How to Civilize Your Puppy
When you bring a new puppy into your home, keep in mind that each minute you spend with him shapes how he'll behave. Here are some tips to nip common problems before they begin.
Puppies like putting things in their mouths, but they need to learn not to chew up your stuff or 'mouth' on your hands. Whenever your pup chews on something he's not supposed to--be it a shoe, chair leg, or your fingers--say "No bite" in a firm, slightly gruff voice as you take the item out of his mouth, then hand him a chew toy. Be diligent with this, as chewing and nipping are the most common problems encountered by new puppy owners.
You set the boundaries. If you don't want a full-grown drooling bloodhound on your furniture, don't snuggle with him on the couch when he's a puppy. That'll just confuse the poor guy. Let him know from the get-go if your favorite chair is off-limits, then set him up with a dog bed to get comfy in.
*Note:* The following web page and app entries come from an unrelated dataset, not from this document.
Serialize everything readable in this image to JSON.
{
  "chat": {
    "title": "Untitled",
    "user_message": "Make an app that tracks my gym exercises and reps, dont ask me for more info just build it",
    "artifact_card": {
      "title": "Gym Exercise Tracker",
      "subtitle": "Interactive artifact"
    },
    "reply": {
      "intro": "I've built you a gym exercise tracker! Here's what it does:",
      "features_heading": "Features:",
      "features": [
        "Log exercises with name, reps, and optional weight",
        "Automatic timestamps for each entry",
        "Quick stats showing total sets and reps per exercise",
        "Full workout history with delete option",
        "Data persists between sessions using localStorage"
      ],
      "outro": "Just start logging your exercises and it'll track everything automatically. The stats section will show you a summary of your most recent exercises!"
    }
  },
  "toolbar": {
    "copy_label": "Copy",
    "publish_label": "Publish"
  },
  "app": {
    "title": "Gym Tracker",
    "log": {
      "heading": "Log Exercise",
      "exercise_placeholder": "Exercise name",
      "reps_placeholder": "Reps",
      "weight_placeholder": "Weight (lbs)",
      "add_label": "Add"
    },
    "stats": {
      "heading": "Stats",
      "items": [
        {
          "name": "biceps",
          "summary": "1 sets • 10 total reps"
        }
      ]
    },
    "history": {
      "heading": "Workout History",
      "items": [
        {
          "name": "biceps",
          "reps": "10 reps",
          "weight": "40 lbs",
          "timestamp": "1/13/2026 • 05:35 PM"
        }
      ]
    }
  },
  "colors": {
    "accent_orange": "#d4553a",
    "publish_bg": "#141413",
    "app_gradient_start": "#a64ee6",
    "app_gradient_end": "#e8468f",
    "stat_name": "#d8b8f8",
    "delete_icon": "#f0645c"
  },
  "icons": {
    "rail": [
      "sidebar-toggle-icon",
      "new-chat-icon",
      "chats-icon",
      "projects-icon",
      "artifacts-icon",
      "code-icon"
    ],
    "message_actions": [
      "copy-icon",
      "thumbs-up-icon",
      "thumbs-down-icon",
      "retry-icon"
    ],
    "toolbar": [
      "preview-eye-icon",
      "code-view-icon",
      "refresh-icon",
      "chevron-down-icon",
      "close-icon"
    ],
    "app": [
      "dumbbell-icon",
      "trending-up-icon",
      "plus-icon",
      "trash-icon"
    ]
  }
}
Don't feed the pup from your plate while you're sitting at the table unless you want him to aggravate the holy crap out of you at meal time. It may be cute for a puppy to rear up on your legs and beg when he smells dinner, but you don't want him to jump up and take a chicken leg away from Aunt Sally when she visits. If you toss him bits of your food while you eat, it reinforces bad behavior, and he'll grow to expect it.
Perfect heeling isn't always necessary, but at the very least you'll need to take your dog to the vet on leash without him pulling you down and embarrassing you in front of the other doggie parents.
Attach the leash to his collar and let him drag it for a while, under supervision so he doesn't get tangled up or hurt himself. Encourage him to play while the leash is on. Periodically pick up the other end as he gets more comfortable. After a couple days, the feel of the leash should no longer be a big deal.
Your goal is to get him to walk without pulling your arm out of socket. Snap the leash on, get his attention, and coax him into following you for a few steps, which is usually pretty easy if he's still a little pup whose natural instinct will be to walk near you. If he doesn't cooperate, use a treat or squeaky toy to lure him along. When he trots beside you without pulling, stop to praise him and give him a treat.
Spend time with your puppy each day. Your playtime together should be as rewarding for you as it is for him. Your love and the tips above should make for a long and happy relationship with your well-mannered pooch.
This content was provided by one of our users, Tina In Wonderland